We all have that nagging inner critic, devil on the shoulder or ‘other half’ of us that seems to swoop in and add to our anxiety over decisions or embarking on something new.
- What if I fail?
- I’m not good enough
- What will others think of me?
- I don’t deserve a better life
- I’m pretty bad at most things- why would I be any better at something new?
- I’m worthless
Do any of these statements or questions ring true?
On the whole, questioning our own motives can be a healthy way of understanding why we want to pursue something; as a race we tend to want to find evidence to support our theories for both positive and negative situations in order to decide what to do. This becomes unhealthy when we find ourselves seeking the negative and the evidence for it repeatedly. It can become quite damaging being stuck in this cycle. This thought process is called rumination. It happens to us all throughout our lives but when it becomes a habit rather than occasional, it could be a sign that things in your life are getting you down and affecting your outlook.

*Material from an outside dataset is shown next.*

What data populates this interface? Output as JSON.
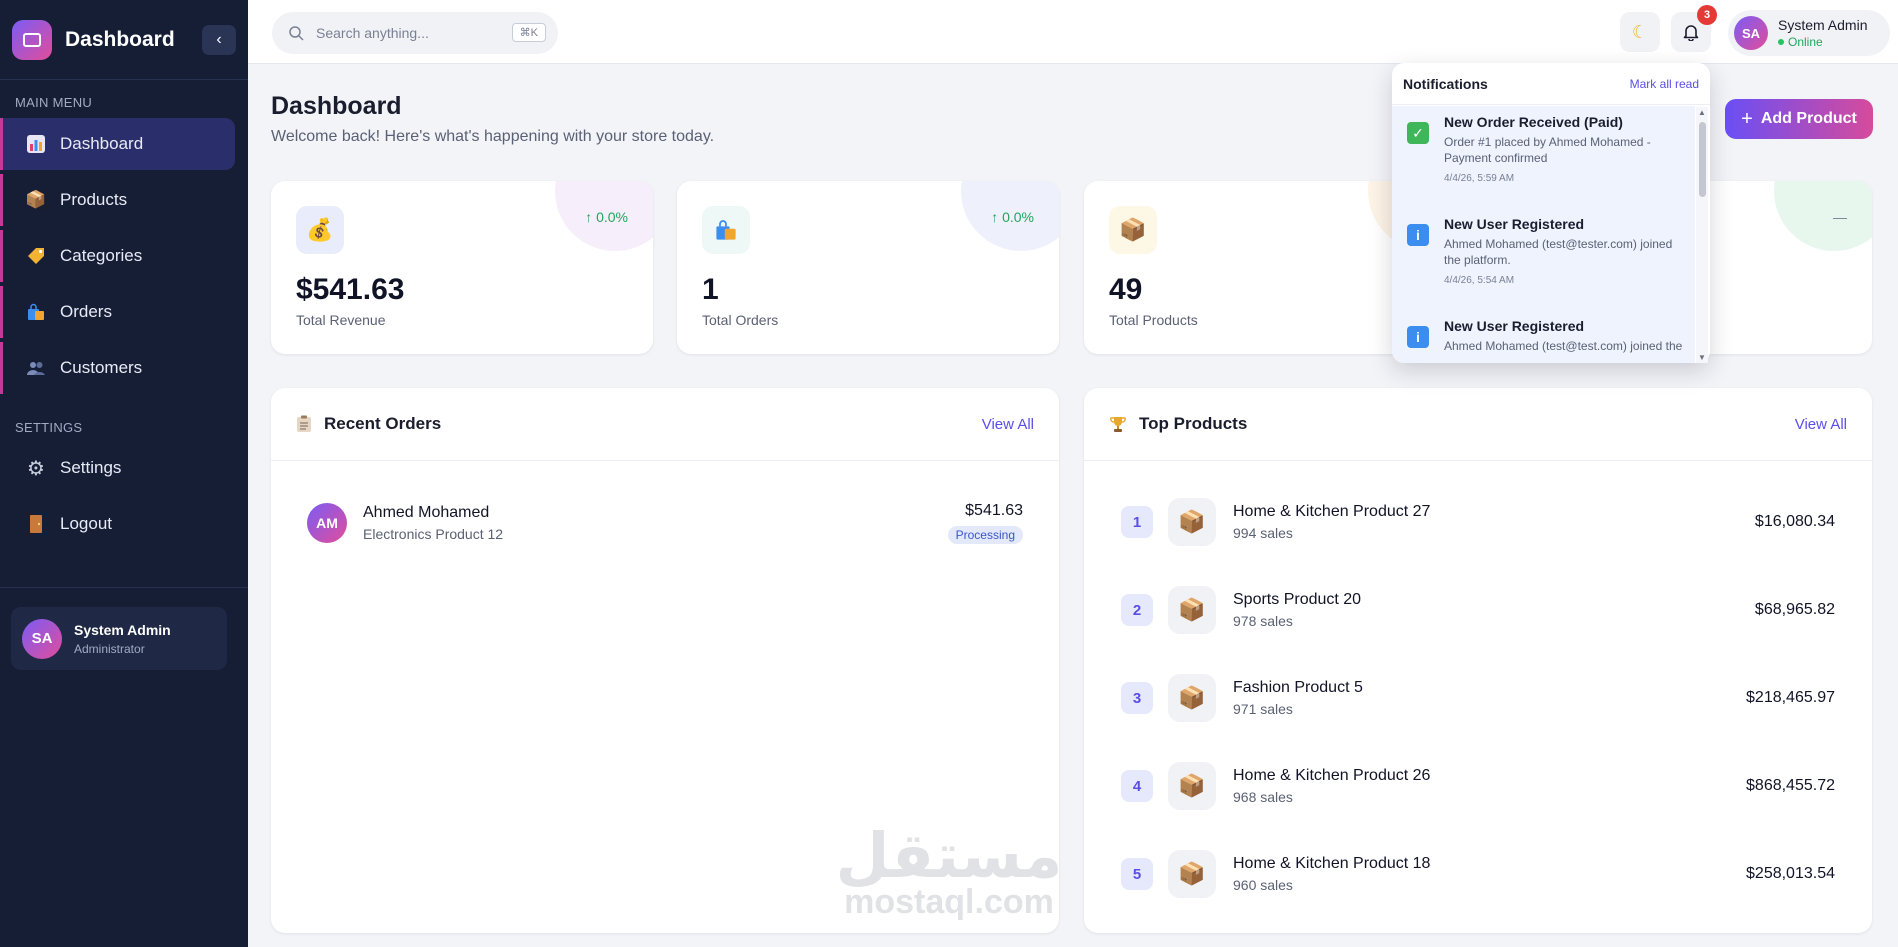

Rumination can be a sign that you aren’t in the right place in your life and some things need altering to get you back on track- this could be to do with your environment(s) or thinking processes. If it’s been happening for longer than 6 months then it could also be a symptom of anxiety and/ or depression; if you find yourself stuck in destructive and upsetting negative though patterns then it may be worth speaking to a professional to talk things through and to address your thought patterns- there will be an underlying reason for it happening.
What can you do to help?

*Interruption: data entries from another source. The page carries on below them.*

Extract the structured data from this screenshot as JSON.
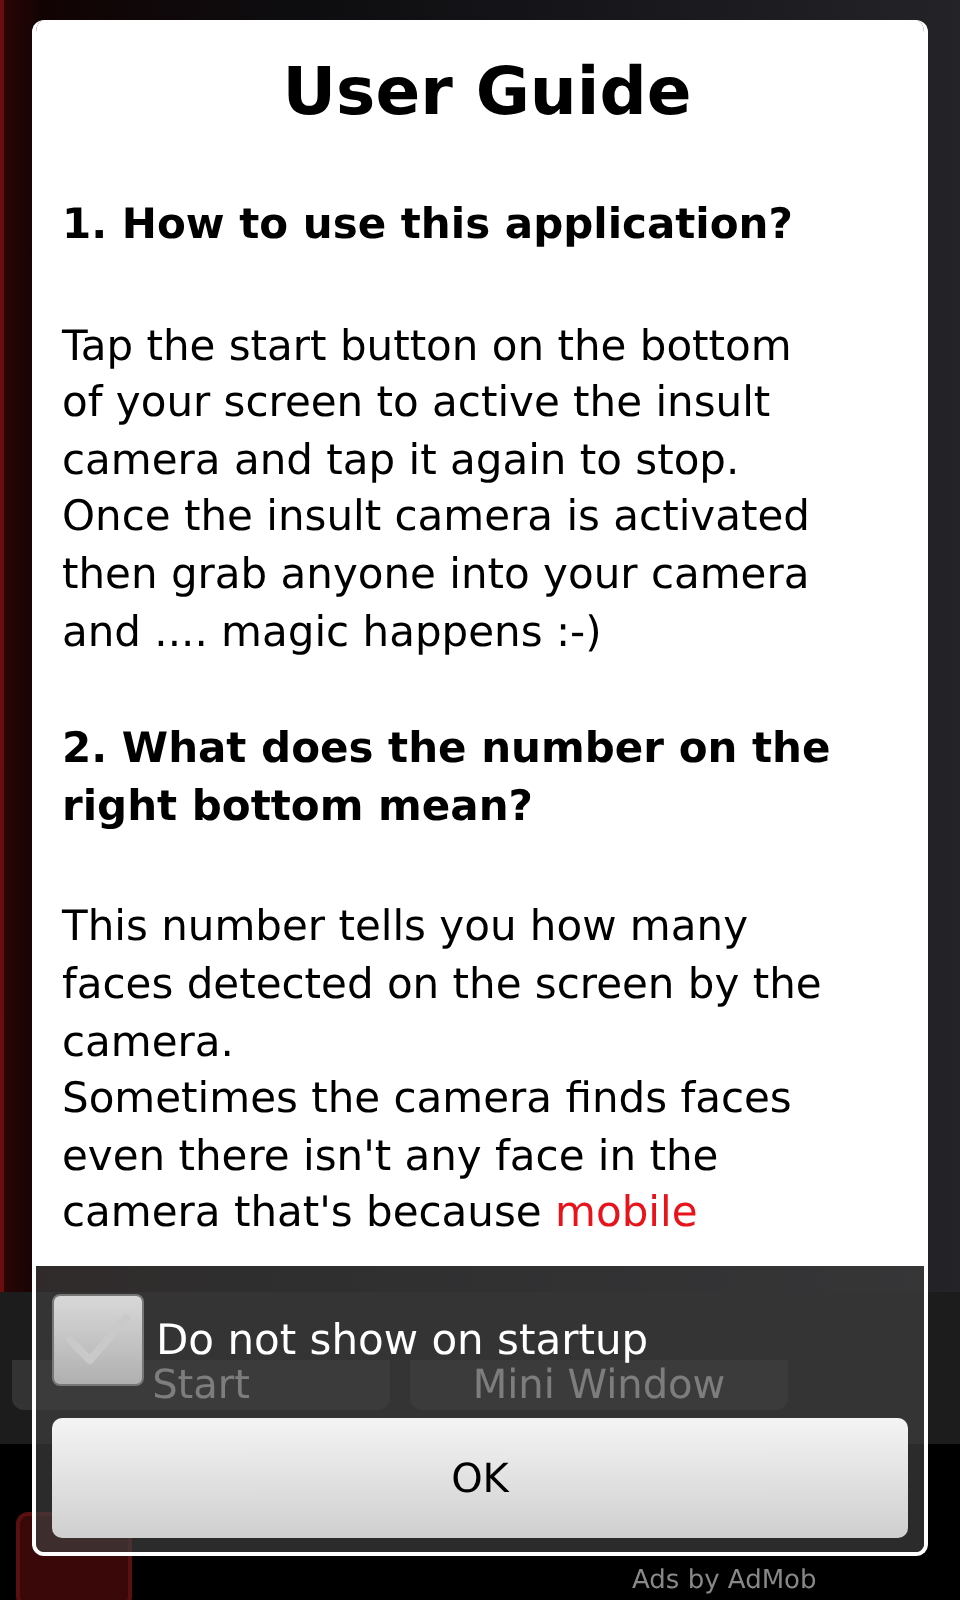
{
  "background": {
    "buttons": [
      "Start",
      "Mini Window"
    ],
    "ad_label": "Ads by AdMob"
  },
  "dialog": {
    "title": "User Guide",
    "sections": [
      {
        "kind": "heading",
        "parts": [
          {
            "text": "1. How to use this application?",
            "highlight": false
          }
        ]
      },
      {
        "kind": "paragraph",
        "parts": [
          {
            "text": "Tap the start button on the bottom\nof your screen to active the insult\ncamera and tap it again to stop.\nOnce the insult camera is activated\nthen grab anyone into your camera\nand .... magic happens :-)",
            "highlight": false
          }
        ]
      },
      {
        "kind": "heading",
        "parts": [
          {
            "text": "2. What does the number on the\nright bottom mean?",
            "highlight": false
          }
        ]
      },
      {
        "kind": "paragraph",
        "parts": [
          {
            "text": "This number tells you how many\nfaces detected on the screen by the\ncamera.\nSometimes the camera finds faces\neven there isn't any face in the\ncamera that's because ",
            "highlight": false
          },
          {
            "text": "mobile",
            "highlight": true
          }
        ]
      }
    ],
    "checkbox": {
      "label": "Do not show on startup",
      "checked": false
    },
    "button": "OK"
  }
}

Thought records enable you to look more closely at what is occurring for you and provide a rational approach to thoughts that can be quite irrational. Please click on the example below and feel free to print off and have a try yourself.
Noting is another way of handling the thought process. Quiet times can trigger a multitude of negative thoughts- if you can sit undisturbed and rather than engage yourself in the thought, just simply note it a thought or as a feeling (if one is present) then it can prevent you becoming caught up in the negativity. Simply label what comes up for you as ‘Thought or Feeling’. You become more of an observer of your mind than a character and it helps distance the negativity. It takes practice- keep trying. It takes 6 weeks to form a habit!
Journaling some people can write all day long about what they think or dreamt about, others find it very difficult to even put pen to paper. Find what is best for you and keep it handy- this could be Post It notes, a small pad, a diary or a large note book. For those of you that struggle here are some tips on journaling:
- Draw a picture if you can’t write about it
- Write one or two words that sum up how you feel about you or your day
- What made you happy today?
- What would you like to change in your life?
- Set up columns that you wish to fill in- these could be: happy, sad, goals, improvements, needs work etc… if you keep these columns for a few weeks or even a month you will be able to see movements in your columns showing progress.
- If you want to focus on more positive things in the midst of the negativity, then turn your notebook in to a gratitude diary- only writing things that you are grateful for that day.